Reading: Morgan Parker & Tommy Pico

7:00pm Wednesday, October 10, 2018 Liberty Hall
Supported by The Commons, the Raven Book Store, the Office of Multicultural Affairs, the Center for Sexuality and Gender Diversity, Haskell Indian Nations University, the Department of African and African-American Studies, the Department of American Studies, the Langston Hughes Center, the Office of Research, the College of Liberal Arts & Sciences, and the Office of the Provost

Tommy Pico Morgan ParkerMorgan Parker is the author of There Are More Beautiful Things Than Beyoncé (Tin House Books 2017) and Other People’s Comfort Keeps Me Up At Night (Switchback Books 2015). In 2019, a third collection of poems, Magical Negro, will be published by Tin House, and a young adult novel will be published by Delacorte Press. Her debut book of nonfiction will be released in 2020 by One World.

Parker received her Bachelors in Anthropology and Creative Writing from Columbia University and her MFA in Poetry from NYU. Her poetry and essays have been published and anthologized in numerous publications, including The Paris Review, The BreakBeat Poets: New American Poetry in the Age of Hip-Hop, Best American Poetry 2016, The New York Times, and The Nation. Parker is the recipient of a 2017 National Endowment for the Arts Literature Fellowship, winner of a 2016 Pushcart Prize, and a Cave Canem graduate fellow. She is the creator and host of Reparations, Live! at the Ace Hotel in New York. With Tommy Pico, she co-curates the Poets With Attitude (PWA) reading series, and with Angel Nafis, she is The Other Black Girl Collective. She is a Sagittarius, and she lives in Los Angeles.

Tommy Pico is the founder and editor in chief of birdsong, an antiracist/queer-positive collective, small press, and zine that publishes art and writing. He is the author of absentMINDR (2014), IRL (2016), Nature Poem (2017), and Junk (2018). From the Viejas Indian reservation of the Kumeyaay nation. In his poetry, he creates unsettling juxtapositions, which can have a comic or a dramatic effect—or, most often, some combination of the two.

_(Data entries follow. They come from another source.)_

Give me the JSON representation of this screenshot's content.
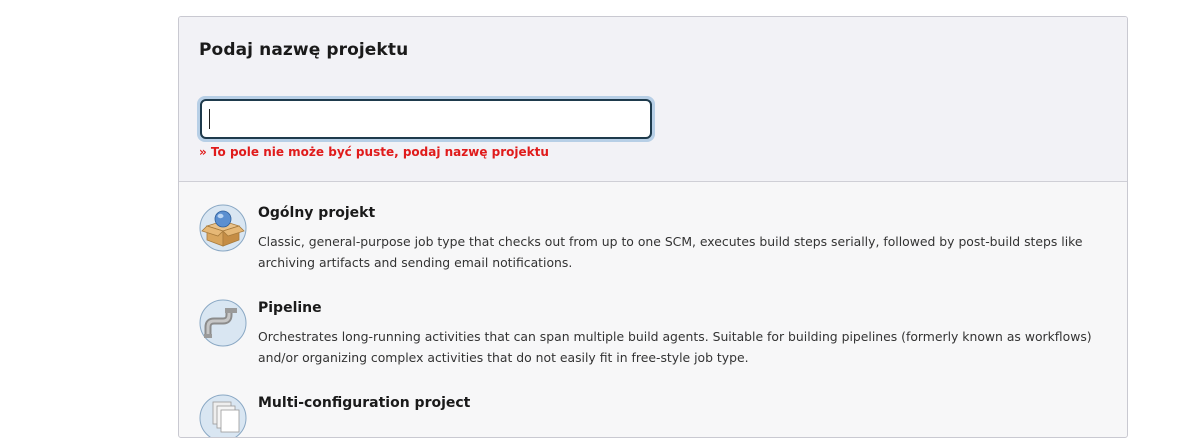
{
  "form": {
    "title": "Podaj nazwę projektu",
    "name_value": "",
    "error": "» To pole nie może być puste, podaj nazwę projektu"
  },
  "job_types": [
    {
      "title": "Ogólny projekt",
      "description": "Classic, general-purpose job type that checks out from up to one SCM, executes build steps serially, followed by post-build steps like archiving artifacts and sending email notifications.",
      "icon": "freestyle-package-icon"
    },
    {
      "title": "Pipeline",
      "description": "Orchestrates long-running activities that can span multiple build agents. Suitable for building pipelines (formerly known as workflows) and/or organizing complex activities that do not easily fit in free-style job type.",
      "icon": "pipeline-pipe-icon"
    },
    {
      "title": "Multi-configuration project",
      "description": "",
      "icon": "multi-configuration-icon"
    }
  ],
  "colors": {
    "error": "#e01b1b",
    "input_border": "#1e3a4c",
    "focus_ring": "#b7cfe6"
  }
}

Of interest to:
General Public
Framing the Dialogue, Public Event